"""

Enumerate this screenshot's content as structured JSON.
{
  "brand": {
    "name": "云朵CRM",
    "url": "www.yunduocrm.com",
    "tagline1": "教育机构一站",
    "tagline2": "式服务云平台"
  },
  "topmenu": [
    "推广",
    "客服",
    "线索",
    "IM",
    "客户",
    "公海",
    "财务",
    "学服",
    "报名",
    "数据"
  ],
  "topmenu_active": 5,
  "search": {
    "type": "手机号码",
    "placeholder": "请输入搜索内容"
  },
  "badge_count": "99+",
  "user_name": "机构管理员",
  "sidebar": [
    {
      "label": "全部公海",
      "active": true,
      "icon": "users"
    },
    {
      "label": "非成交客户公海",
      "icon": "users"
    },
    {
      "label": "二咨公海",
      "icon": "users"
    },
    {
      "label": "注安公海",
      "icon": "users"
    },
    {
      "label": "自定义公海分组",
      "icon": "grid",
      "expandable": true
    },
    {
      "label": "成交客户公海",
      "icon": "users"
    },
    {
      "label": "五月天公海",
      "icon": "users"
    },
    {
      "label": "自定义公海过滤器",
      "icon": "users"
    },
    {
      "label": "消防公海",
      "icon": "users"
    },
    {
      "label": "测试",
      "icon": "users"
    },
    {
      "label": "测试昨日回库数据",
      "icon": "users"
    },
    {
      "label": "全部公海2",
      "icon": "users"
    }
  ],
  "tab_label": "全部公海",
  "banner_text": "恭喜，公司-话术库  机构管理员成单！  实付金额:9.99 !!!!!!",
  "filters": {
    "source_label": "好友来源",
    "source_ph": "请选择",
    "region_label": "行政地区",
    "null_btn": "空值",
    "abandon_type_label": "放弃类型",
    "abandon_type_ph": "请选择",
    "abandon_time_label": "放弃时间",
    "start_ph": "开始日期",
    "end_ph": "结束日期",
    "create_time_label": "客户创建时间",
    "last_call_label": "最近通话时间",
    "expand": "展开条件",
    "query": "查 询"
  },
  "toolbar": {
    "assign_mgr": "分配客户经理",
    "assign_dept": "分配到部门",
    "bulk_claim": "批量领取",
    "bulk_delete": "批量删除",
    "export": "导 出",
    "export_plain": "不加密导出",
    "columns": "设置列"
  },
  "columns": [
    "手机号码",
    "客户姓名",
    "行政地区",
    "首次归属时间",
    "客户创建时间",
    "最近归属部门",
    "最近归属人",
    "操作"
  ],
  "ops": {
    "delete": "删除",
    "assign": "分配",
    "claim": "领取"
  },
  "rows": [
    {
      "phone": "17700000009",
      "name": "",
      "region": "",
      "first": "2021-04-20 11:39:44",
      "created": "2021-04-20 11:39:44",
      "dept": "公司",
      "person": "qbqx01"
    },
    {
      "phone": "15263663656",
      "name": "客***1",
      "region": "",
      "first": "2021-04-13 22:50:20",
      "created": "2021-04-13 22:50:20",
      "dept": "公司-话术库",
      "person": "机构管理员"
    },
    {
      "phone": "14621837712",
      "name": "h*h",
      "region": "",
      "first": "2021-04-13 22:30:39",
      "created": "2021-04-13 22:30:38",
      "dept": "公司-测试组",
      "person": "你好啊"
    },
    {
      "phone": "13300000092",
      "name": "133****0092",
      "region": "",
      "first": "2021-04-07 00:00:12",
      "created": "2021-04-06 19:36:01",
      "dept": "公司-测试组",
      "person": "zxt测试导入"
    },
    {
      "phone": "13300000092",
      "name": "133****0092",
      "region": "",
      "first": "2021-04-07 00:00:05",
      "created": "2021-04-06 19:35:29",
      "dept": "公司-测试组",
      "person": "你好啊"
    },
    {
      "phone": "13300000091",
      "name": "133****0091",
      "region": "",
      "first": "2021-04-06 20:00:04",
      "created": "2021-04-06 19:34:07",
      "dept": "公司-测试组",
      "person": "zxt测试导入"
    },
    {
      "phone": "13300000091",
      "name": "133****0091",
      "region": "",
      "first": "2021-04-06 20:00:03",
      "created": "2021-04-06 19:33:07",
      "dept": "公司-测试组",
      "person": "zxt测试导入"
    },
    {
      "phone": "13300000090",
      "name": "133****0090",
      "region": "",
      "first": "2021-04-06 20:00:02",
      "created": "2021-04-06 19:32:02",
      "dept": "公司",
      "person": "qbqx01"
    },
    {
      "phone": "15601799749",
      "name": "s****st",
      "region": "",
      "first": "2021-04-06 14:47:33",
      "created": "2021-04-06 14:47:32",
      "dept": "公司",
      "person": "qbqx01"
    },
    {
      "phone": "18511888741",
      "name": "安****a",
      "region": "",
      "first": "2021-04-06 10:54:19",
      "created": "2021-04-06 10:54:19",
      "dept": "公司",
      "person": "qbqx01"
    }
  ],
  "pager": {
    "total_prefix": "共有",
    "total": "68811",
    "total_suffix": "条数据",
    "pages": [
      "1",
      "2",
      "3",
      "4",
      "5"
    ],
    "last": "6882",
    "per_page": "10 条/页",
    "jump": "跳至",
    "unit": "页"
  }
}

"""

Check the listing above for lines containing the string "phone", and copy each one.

      "phone": "17700000009",
      "phone": "15263663656",
      "phone": "14621837712",
      "phone": "13300000092",
      "phone": "13300000092",
      "phone": "13300000091",
      "phone": "13300000091",
      "phone": "13300000090",
      "phone": "15601799749",
      "phone": "18511888741",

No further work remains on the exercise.